Write out the full listing, matching it line for line.
******
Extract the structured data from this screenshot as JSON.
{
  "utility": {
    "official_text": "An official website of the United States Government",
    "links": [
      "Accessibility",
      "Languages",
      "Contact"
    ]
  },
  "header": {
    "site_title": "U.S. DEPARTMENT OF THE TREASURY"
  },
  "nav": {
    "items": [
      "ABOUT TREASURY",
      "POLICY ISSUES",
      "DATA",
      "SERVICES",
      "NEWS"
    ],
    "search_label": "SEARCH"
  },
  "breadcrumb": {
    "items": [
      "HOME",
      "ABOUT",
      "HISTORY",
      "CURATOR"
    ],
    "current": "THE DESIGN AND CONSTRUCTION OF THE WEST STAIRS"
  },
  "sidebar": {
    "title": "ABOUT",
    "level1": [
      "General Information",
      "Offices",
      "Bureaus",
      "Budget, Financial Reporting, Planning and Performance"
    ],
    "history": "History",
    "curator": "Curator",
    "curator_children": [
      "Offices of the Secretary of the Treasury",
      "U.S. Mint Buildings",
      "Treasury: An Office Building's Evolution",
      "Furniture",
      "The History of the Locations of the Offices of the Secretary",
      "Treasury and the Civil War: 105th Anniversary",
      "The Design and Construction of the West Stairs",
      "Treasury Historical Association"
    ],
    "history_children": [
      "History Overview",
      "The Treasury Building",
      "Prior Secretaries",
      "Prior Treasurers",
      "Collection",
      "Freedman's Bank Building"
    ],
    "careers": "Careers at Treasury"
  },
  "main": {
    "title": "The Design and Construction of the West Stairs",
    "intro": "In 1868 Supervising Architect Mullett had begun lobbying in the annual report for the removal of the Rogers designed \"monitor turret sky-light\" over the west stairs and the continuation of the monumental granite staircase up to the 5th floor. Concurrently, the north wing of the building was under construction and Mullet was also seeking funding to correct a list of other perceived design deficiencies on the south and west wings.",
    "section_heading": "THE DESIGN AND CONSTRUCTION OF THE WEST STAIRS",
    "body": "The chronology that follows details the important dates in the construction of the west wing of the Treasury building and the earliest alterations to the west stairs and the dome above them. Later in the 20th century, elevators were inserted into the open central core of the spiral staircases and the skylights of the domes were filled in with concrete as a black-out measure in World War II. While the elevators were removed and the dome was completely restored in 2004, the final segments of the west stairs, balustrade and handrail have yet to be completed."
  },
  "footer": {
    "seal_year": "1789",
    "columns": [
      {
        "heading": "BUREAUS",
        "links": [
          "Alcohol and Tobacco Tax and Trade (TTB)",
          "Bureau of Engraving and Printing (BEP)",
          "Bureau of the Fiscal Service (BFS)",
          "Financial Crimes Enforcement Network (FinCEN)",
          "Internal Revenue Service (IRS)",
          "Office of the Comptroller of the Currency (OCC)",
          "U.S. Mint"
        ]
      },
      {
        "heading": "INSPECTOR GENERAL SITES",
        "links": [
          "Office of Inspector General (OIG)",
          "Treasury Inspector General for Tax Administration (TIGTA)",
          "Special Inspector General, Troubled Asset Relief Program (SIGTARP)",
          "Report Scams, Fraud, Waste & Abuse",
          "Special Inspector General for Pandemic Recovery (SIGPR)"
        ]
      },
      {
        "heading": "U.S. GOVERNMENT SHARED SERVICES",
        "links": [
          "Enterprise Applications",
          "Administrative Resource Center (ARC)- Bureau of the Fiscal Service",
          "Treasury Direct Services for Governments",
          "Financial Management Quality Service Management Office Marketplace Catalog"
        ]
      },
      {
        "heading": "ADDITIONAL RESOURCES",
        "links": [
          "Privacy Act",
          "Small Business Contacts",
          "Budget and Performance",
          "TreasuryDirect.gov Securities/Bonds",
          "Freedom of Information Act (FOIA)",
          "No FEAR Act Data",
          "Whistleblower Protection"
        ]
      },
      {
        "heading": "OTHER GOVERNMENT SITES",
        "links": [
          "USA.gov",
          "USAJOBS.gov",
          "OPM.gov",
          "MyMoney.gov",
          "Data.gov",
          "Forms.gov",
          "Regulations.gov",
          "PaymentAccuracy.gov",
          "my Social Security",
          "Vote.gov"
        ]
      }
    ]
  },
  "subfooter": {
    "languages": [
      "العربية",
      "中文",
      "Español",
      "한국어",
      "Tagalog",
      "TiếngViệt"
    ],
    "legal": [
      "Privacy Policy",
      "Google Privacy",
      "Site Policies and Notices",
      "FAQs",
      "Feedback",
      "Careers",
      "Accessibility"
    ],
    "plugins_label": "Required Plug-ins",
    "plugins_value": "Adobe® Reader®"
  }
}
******
> **Answer**
Extract the structured data from this screenshot as JSON.
{
  "utility": {
    "official_text": "An official website of the United States Government",
    "links": [
      "Accessibility",
      "Languages",
      "Contact"
    ]
  },
  "header": {
    "site_title": "U.S. DEPARTMENT OF THE TREASURY"
  },
  "nav": {
    "items": [
      "ABOUT TREASURY",
      "POLICY ISSUES",
      "DATA",
      "SERVICES",
      "NEWS"
    ],
    "search_label": "SEARCH"
  },
  "breadcrumb": {
    "items": [
      "HOME",
      "ABOUT",
      "HISTORY",
      "CURATOR"
    ],
    "current": "THE DESIGN AND CONSTRUCTION OF THE WEST STAIRS"
  },
  "sidebar": {
    "title": "ABOUT",
    "level1": [
      "General Information",
      "Offices",
      "Bureaus",
      "Budget, Financial Reporting, Planning and Performance"
    ],
    "history": "History",
    "curator": "Curator",
    "curator_children": [
      "Offices of the Secretary of the Treasury",
      "U.S. Mint Buildings",
      "Treasury: An Office Building's Evolution",
      "Furniture",
      "The History of the Locations of the Offices of the Secretary",
      "Treasury and the Civil War: 105th Anniversary",
      "The Design and Construction of the West Stairs",
      "Treasury Historical Association"
    ],
    "history_children": [
      "History Overview",
      "The Treasury Building",
      "Prior Secretaries",
      "Prior Treasurers",
      "Collection",
      "Freedman's Bank Building"
    ],
    "careers": "Careers at Treasury"
  },
  "main": {
    "title": "The Design and Construction of the West Stairs",
    "intro": "In 1868 Supervising Architect Mullett had begun lobbying in the annual report for the removal of the Rogers designed \"monitor turret sky-light\" over the west stairs and the continuation of the monumental granite staircase up to the 5th floor. Concurrently, the north wing of the building was under construction and Mullet was also seeking funding to correct a list of other perceived design deficiencies on the south and west wings.",
    "section_heading": "THE DESIGN AND CONSTRUCTION OF THE WEST STAIRS",
    "body": "The chronology that follows details the important dates in the construction of the west wing of the Treasury building and the earliest alterations to the west stairs and the dome above them. Later in the 20th century, elevators were inserted into the open central core of the spiral staircases and the skylights of the domes were filled in with concrete as a black-out measure in World War II. While the elevators were removed and the dome was completely restored in 2004, the final segments of the west stairs, balustrade and handrail have yet to be completed."
  },
  "footer": {
    "seal_year": "1789",
    "columns": [
      {
        "heading": "BUREAUS",
        "links": [
          "Alcohol and Tobacco Tax and Trade (TTB)",
          "Bureau of Engraving and Printing (BEP)",
          "Bureau of the Fiscal Service (BFS)",
          "Financial Crimes Enforcement Network (FinCEN)",
          "Internal Revenue Service (IRS)",
          "Office of the Comptroller of the Currency (OCC)",
          "U.S. Mint"
        ]
      },
      {
        "heading": "INSPECTOR GENERAL SITES",
        "links": [
          "Office of Inspector General (OIG)",
          "Treasury Inspector General for Tax Administration (TIGTA)",
          "Special Inspector General, Troubled Asset Relief Program (SIGTARP)",
          "Report Scams, Fraud, Waste & Abuse",
          "Special Inspector General for Pandemic Recovery (SIGPR)"
        ]
      },
      {
        "heading": "U.S. GOVERNMENT SHARED SERVICES",
        "links": [
          "Enterprise Applications",
          "Administrative Resource Center (ARC)- Bureau of the Fiscal Service",
          "Treasury Direct Services for Governments",
          "Financial Management Quality Service Management Office Marketplace Catalog"
        ]
      },
      {
        "heading": "ADDITIONAL RESOURCES",
        "links": [
          "Privacy Act",
          "Small Business Contacts",
          "Budget and Performance",
          "TreasuryDirect.gov Securities/Bonds",
          "Freedom of Information Act (FOIA)",
          "No FEAR Act Data",
          "Whistleblower Protection"
        ]
      },
      {
        "heading": "OTHER GOVERNMENT SITES",
        "links": [
          "USA.gov",
          "USAJOBS.gov",
          "OPM.gov",
          "MyMoney.gov",
          "Data.gov",
          "Forms.gov",
          "Regulations.gov",
          "PaymentAccuracy.gov",
          "my Social Security",
          "Vote.gov"
        ]
      }
    ]
  },
  "subfooter": {
    "languages": [
      "العربية",
      "中文",
      "Español",
      "한국어",
      "Tagalog",
      "TiếngViệt"
    ],
    "legal": [
      "Privacy Policy",
      "Google Privacy",
      "Site Policies and Notices",
      "FAQs",
      "Feedback",
      "Careers",
      "Accessibility"
    ],
    "plugins_label": "Required Plug-ins",
    "plugins_value": "Adobe® Reader®"
  }
}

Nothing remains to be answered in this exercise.